▶ _EXERCISE OBJECTIVE_:
Skip the pictures and repeat each line of the data exactly.

########

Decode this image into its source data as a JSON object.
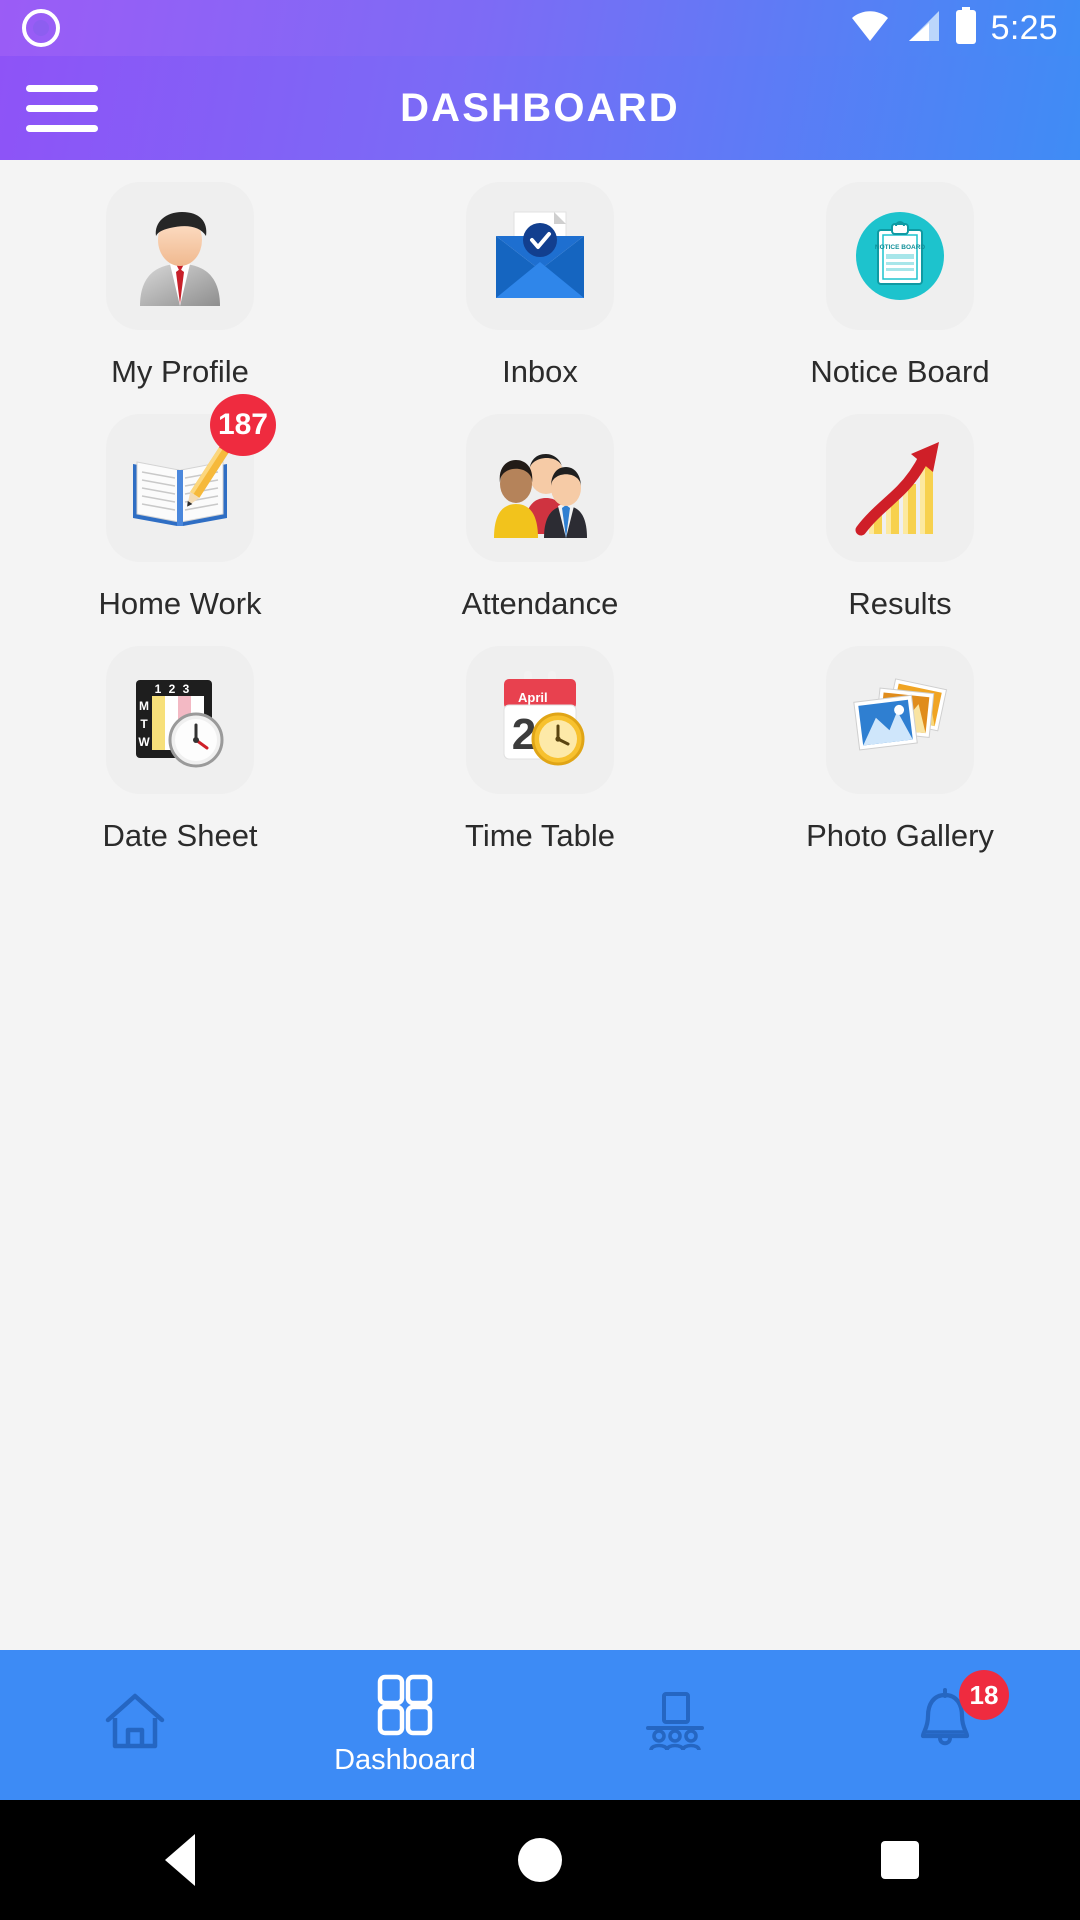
{
  "status_bar": {
    "time": "5:25",
    "icons": [
      "record-indicator-icon",
      "wifi-icon",
      "cellular-signal-icon",
      "battery-icon"
    ]
  },
  "app_bar": {
    "title": "DASHBOARD",
    "menu_icon": "hamburger-menu-icon",
    "gradient_start": "#8e53f7",
    "gradient_end": "#3f8cf5"
  },
  "grid": {
    "items": [
      {
        "label": "My Profile",
        "icon": "businessman-avatar-icon",
        "badge": null
      },
      {
        "label": "Inbox",
        "icon": "envelope-check-icon",
        "badge": null
      },
      {
        "label": "Notice Board",
        "icon": "clipboard-notice-board-icon",
        "badge": null,
        "icon_text": "NOTICE BOARD"
      },
      {
        "label": "Home Work",
        "icon": "open-book-pencil-icon",
        "badge": "187"
      },
      {
        "label": "Attendance",
        "icon": "people-group-icon",
        "badge": null
      },
      {
        "label": "Results",
        "icon": "bar-chart-arrow-icon",
        "badge": null
      },
      {
        "label": "Date Sheet",
        "icon": "schedule-clock-icon",
        "badge": null,
        "icon_text": "1 2 3"
      },
      {
        "label": "Time Table",
        "icon": "calendar-clock-icon",
        "badge": null,
        "icon_text": "April"
      },
      {
        "label": "Photo Gallery",
        "icon": "photo-stack-icon",
        "badge": null
      }
    ]
  },
  "bottom_nav": {
    "items": [
      {
        "label": "",
        "icon": "home-icon",
        "active": false,
        "badge": null
      },
      {
        "label": "Dashboard",
        "icon": "grid-icon",
        "active": true,
        "badge": null
      },
      {
        "label": "",
        "icon": "classroom-icon",
        "active": false,
        "badge": null
      },
      {
        "label": "",
        "icon": "bell-icon",
        "active": false,
        "badge": "18"
      }
    ],
    "background": "#3d8bf5",
    "active_color": "#ffffff",
    "inactive_color": "#2566c2"
  },
  "android_nav": {
    "back": "back-triangle-icon",
    "home": "home-circle-icon",
    "recents": "recents-square-icon"
  }
}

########

▶ _TASK ANSWER_:
Decode this image into its source data as a JSON object.
{
  "status_bar": {
    "time": "5:25",
    "icons": [
      "record-indicator-icon",
      "wifi-icon",
      "cellular-signal-icon",
      "battery-icon"
    ]
  },
  "app_bar": {
    "title": "DASHBOARD",
    "menu_icon": "hamburger-menu-icon",
    "gradient_start": "#8e53f7",
    "gradient_end": "#3f8cf5"
  },
  "grid": {
    "items": [
      {
        "label": "My Profile",
        "icon": "businessman-avatar-icon",
        "badge": null
      },
      {
        "label": "Inbox",
        "icon": "envelope-check-icon",
        "badge": null
      },
      {
        "label": "Notice Board",
        "icon": "clipboard-notice-board-icon",
        "badge": null,
        "icon_text": "NOTICE BOARD"
      },
      {
        "label": "Home Work",
        "icon": "open-book-pencil-icon",
        "badge": "187"
      },
      {
        "label": "Attendance",
        "icon": "people-group-icon",
        "badge": null
      },
      {
        "label": "Results",
        "icon": "bar-chart-arrow-icon",
        "badge": null
      },
      {
        "label": "Date Sheet",
        "icon": "schedule-clock-icon",
        "badge": null,
        "icon_text": "1 2 3"
      },
      {
        "label": "Time Table",
        "icon": "calendar-clock-icon",
        "badge": null,
        "icon_text": "April"
      },
      {
        "label": "Photo Gallery",
        "icon": "photo-stack-icon",
        "badge": null
      }
    ]
  },
  "bottom_nav": {
    "items": [
      {
        "label": "",
        "icon": "home-icon",
        "active": false,
        "badge": null
      },
      {
        "label": "Dashboard",
        "icon": "grid-icon",
        "active": true,
        "badge": null
      },
      {
        "label": "",
        "icon": "classroom-icon",
        "active": false,
        "badge": null
      },
      {
        "label": "",
        "icon": "bell-icon",
        "active": false,
        "badge": "18"
      }
    ],
    "background": "#3d8bf5",
    "active_color": "#ffffff",
    "inactive_color": "#2566c2"
  },
  "android_nav": {
    "back": "back-triangle-icon",
    "home": "home-circle-icon",
    "recents": "recents-square-icon"
  }
}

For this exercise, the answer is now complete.